• **Problem details**
The word "initials" marks the lines to find; copy every such line from the data below.

Extracted data entries:
^^^^

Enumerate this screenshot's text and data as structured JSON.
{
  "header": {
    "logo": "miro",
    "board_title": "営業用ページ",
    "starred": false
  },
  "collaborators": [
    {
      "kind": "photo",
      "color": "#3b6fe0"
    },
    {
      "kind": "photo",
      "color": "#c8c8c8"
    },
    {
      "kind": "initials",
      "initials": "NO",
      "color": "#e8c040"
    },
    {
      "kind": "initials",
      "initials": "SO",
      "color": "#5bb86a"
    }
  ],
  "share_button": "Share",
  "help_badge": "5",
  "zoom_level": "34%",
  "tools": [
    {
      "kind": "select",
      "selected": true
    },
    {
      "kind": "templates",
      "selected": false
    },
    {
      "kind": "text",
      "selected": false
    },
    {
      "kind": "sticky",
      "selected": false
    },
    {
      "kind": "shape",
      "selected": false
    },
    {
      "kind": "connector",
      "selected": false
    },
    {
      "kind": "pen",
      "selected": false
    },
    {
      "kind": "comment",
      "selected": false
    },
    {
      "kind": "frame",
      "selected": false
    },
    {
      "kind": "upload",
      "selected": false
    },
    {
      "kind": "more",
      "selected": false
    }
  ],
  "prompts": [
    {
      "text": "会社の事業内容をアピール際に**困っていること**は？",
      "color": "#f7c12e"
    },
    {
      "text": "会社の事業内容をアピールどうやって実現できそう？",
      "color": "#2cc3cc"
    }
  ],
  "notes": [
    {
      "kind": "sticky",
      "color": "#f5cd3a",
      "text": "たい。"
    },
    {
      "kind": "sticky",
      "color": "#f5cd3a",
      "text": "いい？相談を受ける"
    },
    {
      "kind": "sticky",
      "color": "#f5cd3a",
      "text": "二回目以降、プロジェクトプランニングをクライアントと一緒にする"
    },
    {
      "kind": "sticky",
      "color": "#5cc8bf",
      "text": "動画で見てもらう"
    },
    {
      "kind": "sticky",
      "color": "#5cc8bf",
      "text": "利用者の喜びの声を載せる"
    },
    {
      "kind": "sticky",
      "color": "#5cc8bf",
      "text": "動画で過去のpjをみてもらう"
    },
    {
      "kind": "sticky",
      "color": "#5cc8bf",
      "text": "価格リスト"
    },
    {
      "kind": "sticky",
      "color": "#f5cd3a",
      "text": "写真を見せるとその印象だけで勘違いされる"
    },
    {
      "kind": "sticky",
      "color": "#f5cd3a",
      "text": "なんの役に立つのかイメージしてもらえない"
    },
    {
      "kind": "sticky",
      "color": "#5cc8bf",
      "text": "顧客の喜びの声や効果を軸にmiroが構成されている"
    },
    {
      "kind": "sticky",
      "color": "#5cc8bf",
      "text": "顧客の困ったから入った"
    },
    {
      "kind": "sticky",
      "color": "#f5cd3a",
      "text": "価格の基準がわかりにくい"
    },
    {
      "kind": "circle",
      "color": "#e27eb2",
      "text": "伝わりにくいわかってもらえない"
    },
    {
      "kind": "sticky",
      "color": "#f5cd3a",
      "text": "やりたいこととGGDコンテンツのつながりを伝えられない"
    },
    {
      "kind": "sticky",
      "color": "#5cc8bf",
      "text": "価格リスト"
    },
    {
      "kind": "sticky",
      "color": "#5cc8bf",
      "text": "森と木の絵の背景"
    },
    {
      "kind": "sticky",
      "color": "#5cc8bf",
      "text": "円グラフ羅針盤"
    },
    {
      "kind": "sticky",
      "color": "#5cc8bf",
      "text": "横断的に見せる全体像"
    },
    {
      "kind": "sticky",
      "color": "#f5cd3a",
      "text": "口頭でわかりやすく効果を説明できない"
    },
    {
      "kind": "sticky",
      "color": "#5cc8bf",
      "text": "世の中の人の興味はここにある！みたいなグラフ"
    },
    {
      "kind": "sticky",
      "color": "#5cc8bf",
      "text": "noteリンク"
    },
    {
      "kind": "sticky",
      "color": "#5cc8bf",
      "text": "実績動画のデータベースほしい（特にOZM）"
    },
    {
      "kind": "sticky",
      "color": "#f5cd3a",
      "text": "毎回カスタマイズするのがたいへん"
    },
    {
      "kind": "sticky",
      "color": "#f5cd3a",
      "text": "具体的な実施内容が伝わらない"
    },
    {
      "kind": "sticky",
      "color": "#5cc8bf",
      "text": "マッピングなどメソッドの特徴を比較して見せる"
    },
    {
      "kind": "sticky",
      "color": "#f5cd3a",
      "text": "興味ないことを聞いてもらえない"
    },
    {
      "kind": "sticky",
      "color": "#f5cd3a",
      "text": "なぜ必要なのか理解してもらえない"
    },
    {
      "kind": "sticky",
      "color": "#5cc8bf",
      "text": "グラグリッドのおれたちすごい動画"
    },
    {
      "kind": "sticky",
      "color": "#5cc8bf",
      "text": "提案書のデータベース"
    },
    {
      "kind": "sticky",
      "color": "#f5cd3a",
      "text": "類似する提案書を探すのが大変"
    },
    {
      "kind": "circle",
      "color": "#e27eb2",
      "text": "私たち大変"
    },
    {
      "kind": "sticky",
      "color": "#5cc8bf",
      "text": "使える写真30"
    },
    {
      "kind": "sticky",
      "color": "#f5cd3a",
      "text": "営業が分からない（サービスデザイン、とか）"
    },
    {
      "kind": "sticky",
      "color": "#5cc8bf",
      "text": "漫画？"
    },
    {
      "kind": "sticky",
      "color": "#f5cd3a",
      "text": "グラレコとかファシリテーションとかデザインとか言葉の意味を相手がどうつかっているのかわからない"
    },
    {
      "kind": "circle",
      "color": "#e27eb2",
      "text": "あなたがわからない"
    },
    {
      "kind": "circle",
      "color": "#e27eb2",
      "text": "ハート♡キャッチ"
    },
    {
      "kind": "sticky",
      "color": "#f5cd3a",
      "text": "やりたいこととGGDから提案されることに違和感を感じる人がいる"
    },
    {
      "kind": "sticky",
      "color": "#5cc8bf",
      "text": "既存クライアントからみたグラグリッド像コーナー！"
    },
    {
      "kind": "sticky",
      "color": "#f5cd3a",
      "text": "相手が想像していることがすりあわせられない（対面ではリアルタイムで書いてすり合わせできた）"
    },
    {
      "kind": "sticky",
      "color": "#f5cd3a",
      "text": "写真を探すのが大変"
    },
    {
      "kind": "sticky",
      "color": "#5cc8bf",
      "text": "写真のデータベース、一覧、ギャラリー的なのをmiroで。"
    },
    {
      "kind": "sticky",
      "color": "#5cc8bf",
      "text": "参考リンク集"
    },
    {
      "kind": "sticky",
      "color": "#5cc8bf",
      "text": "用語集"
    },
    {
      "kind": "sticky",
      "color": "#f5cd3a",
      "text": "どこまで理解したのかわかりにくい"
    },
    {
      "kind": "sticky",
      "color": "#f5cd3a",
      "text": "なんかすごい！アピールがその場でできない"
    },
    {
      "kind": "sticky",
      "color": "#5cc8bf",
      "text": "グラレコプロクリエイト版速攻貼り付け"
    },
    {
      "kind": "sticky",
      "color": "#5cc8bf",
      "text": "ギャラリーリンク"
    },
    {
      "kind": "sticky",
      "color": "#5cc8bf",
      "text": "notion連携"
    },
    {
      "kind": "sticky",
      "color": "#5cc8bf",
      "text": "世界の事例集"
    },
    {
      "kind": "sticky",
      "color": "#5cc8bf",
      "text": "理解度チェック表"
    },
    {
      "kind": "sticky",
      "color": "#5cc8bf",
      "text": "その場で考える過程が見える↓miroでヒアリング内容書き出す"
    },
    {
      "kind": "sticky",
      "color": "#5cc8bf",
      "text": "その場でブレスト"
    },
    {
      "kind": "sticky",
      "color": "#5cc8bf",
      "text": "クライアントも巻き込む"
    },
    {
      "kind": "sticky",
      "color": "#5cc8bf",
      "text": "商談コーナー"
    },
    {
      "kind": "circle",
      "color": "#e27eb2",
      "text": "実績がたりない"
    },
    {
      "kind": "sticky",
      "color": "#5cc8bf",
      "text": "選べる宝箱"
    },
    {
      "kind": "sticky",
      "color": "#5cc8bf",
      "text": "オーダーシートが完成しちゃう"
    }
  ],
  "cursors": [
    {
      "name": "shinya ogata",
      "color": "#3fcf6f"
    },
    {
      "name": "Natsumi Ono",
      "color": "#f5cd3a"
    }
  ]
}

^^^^

• **Response for this exercise**
      "kind": "initials",
      "initials": "NO",
      "kind": "initials",
      "initials": "SO",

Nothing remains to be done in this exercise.